* YOUR ASSIGNMENT: When you output the records, match them exactly and omit any picture they include.

* STORED DATA:
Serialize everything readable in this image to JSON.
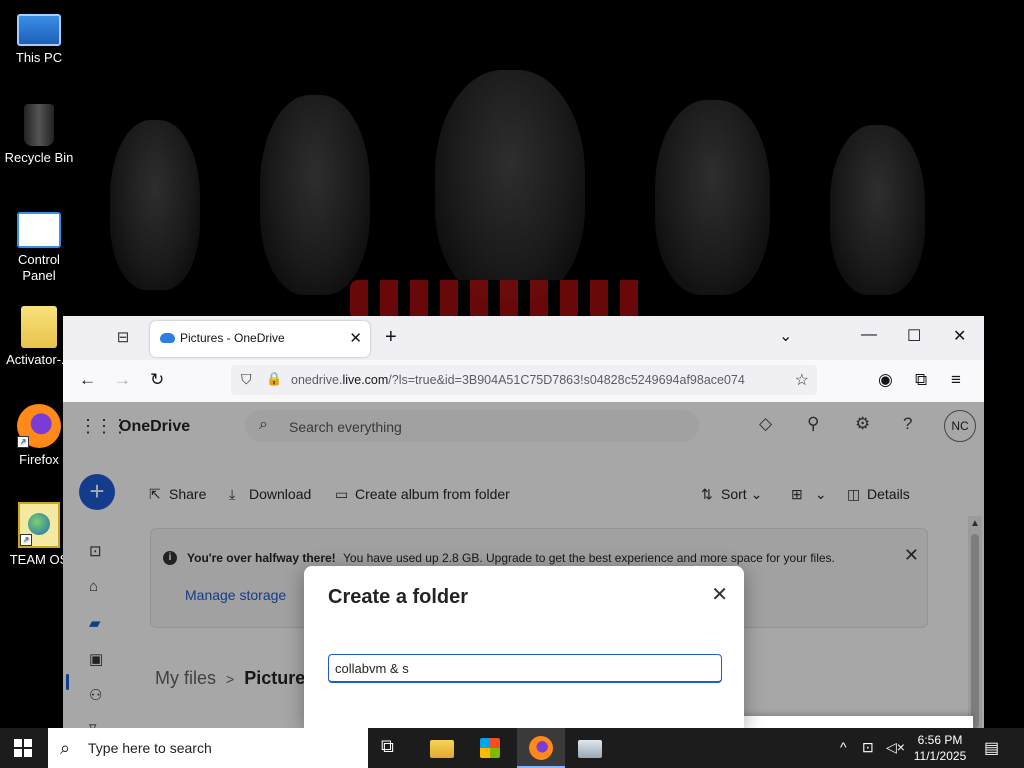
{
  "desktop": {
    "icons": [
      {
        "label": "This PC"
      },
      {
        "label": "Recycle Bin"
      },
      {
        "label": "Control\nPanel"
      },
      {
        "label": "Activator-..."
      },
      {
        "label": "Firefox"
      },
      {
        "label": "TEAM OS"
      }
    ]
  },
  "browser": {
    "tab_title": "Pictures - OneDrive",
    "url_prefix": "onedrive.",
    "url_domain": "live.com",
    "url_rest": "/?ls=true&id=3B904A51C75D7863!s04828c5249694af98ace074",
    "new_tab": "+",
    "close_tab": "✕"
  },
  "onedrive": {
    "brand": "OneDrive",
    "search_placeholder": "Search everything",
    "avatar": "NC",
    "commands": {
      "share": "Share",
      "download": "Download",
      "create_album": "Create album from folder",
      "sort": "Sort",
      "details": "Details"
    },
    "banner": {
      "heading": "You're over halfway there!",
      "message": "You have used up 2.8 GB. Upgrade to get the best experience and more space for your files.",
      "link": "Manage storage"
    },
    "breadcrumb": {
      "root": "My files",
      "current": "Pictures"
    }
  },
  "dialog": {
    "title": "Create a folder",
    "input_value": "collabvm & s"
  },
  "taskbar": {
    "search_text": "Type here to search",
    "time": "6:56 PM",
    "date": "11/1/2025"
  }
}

* EXERCISE OUTPUT:
Serialize everything readable in this image to JSON.
{
  "desktop": {
    "icons": [
      {
        "label": "This PC"
      },
      {
        "label": "Recycle Bin"
      },
      {
        "label": "Control\nPanel"
      },
      {
        "label": "Activator-..."
      },
      {
        "label": "Firefox"
      },
      {
        "label": "TEAM OS"
      }
    ]
  },
  "browser": {
    "tab_title": "Pictures - OneDrive",
    "url_prefix": "onedrive.",
    "url_domain": "live.com",
    "url_rest": "/?ls=true&id=3B904A51C75D7863!s04828c5249694af98ace074",
    "new_tab": "+",
    "close_tab": "✕"
  },
  "onedrive": {
    "brand": "OneDrive",
    "search_placeholder": "Search everything",
    "avatar": "NC",
    "commands": {
      "share": "Share",
      "download": "Download",
      "create_album": "Create album from folder",
      "sort": "Sort",
      "details": "Details"
    },
    "banner": {
      "heading": "You're over halfway there!",
      "message": "You have used up 2.8 GB. Upgrade to get the best experience and more space for your files.",
      "link": "Manage storage"
    },
    "breadcrumb": {
      "root": "My files",
      "current": "Pictures"
    }
  },
  "dialog": {
    "title": "Create a folder",
    "input_value": "collabvm & s"
  },
  "taskbar": {
    "search_text": "Type here to search",
    "time": "6:56 PM",
    "date": "11/1/2025"
  }
}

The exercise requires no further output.